Give the number of lines below that contain the string "icon", and no other text.

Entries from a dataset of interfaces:
-------

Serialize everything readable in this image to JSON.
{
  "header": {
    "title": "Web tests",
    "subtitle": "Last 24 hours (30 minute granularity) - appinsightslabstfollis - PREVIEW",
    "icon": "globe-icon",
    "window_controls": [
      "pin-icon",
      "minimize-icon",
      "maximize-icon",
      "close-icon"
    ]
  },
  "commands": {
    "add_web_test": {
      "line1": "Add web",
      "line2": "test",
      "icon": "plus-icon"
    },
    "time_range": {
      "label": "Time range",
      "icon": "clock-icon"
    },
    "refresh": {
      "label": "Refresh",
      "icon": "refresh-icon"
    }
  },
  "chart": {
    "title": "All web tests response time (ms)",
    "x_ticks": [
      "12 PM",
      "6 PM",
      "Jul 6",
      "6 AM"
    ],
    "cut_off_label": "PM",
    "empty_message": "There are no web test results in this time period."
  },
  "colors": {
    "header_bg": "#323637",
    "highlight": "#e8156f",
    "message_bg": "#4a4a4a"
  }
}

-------

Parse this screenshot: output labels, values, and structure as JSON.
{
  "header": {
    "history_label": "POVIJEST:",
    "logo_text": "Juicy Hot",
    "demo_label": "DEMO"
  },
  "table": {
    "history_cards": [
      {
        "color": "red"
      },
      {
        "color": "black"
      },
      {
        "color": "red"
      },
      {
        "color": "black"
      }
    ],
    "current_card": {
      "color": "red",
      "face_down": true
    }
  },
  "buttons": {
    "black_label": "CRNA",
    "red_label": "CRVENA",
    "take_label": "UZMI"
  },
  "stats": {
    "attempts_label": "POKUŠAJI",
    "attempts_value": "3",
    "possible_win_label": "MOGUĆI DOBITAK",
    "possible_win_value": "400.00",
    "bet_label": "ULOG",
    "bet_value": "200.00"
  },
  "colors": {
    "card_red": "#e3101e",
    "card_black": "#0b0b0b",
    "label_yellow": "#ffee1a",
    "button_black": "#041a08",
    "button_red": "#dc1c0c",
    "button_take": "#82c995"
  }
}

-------

RESPONSE:
8